→ **Your objective**: Search the listing below, and show each line that includes the word "calendar".
* * *
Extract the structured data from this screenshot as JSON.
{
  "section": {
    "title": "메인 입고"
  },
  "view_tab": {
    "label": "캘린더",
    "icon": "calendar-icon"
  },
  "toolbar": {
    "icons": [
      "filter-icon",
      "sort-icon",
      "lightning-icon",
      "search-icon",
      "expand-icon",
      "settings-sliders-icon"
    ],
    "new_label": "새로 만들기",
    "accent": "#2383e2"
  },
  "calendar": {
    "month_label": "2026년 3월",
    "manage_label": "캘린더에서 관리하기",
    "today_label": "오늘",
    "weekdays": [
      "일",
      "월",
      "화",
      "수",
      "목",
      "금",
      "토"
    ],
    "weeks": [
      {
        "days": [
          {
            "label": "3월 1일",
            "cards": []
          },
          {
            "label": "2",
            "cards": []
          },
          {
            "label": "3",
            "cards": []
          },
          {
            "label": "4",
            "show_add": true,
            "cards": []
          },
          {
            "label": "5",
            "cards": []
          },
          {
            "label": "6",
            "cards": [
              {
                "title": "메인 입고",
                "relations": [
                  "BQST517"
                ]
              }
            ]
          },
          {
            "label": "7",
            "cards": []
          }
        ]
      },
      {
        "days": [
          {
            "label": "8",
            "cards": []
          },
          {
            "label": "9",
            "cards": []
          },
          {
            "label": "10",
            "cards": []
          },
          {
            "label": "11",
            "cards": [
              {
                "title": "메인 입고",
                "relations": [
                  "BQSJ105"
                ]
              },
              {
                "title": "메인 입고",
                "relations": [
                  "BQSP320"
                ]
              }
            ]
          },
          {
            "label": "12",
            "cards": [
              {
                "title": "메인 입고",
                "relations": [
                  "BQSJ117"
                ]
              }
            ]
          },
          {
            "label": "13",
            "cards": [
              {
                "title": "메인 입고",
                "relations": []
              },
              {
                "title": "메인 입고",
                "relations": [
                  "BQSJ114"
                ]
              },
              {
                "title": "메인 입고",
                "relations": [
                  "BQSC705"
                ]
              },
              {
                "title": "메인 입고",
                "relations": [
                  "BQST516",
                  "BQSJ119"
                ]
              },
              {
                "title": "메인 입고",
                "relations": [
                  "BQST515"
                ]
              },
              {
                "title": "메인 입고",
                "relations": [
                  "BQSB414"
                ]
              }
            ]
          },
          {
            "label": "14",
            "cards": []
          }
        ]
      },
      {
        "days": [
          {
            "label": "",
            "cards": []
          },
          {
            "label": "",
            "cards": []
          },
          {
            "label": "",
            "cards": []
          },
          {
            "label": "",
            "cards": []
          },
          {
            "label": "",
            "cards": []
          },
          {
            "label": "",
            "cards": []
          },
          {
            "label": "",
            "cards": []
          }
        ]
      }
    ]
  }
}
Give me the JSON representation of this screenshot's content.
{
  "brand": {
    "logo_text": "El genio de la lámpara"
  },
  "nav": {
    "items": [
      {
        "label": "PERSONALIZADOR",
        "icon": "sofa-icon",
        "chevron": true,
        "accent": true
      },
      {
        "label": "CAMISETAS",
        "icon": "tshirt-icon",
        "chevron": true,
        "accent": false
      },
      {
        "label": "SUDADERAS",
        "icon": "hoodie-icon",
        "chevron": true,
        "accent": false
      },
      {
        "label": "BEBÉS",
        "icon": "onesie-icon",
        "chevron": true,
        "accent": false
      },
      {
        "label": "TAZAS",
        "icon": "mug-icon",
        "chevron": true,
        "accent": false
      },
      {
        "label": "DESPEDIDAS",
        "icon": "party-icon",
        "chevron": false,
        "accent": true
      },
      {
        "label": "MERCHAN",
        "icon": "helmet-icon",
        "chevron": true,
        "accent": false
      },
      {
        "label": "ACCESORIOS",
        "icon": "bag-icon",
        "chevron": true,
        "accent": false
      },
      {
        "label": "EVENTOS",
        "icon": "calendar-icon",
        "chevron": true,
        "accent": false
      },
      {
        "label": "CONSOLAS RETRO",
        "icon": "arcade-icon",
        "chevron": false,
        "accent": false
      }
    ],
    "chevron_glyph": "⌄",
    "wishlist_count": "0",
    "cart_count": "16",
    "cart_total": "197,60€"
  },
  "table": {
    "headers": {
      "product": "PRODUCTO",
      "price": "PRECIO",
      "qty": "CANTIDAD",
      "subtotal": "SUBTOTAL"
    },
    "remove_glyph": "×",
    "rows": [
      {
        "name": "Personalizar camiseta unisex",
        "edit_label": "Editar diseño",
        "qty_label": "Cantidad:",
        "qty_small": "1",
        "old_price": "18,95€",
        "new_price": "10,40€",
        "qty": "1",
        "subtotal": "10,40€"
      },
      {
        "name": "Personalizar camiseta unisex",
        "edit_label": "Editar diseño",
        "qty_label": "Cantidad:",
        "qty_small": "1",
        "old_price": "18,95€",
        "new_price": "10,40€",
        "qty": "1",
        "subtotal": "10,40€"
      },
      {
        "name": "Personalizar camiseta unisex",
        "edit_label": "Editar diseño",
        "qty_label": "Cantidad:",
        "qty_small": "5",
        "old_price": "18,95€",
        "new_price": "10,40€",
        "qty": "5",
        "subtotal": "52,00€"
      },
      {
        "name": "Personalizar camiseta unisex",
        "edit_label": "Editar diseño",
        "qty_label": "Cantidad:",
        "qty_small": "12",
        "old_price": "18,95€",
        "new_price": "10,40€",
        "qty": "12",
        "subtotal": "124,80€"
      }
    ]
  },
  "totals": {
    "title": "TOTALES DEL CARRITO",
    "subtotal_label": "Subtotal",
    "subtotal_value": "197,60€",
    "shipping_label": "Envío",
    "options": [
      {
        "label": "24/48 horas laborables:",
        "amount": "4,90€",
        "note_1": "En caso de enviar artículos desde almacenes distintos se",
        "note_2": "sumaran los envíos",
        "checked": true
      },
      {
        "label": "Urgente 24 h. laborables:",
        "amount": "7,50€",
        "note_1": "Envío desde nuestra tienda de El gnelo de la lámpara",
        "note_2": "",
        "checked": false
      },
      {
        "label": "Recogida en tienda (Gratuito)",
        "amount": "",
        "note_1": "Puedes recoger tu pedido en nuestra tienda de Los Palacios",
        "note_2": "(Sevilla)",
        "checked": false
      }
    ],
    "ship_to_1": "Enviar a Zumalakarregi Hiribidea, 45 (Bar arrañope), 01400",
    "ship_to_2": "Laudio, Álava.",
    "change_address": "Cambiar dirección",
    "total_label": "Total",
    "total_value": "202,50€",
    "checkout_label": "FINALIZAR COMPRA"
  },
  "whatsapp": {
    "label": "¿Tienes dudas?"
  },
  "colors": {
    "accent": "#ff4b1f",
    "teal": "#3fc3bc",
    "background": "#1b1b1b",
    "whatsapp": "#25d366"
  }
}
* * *
→ **Written reply**:
    "icon": "calendar-icon"
  "calendar": {
        "icon": "calendar-icon",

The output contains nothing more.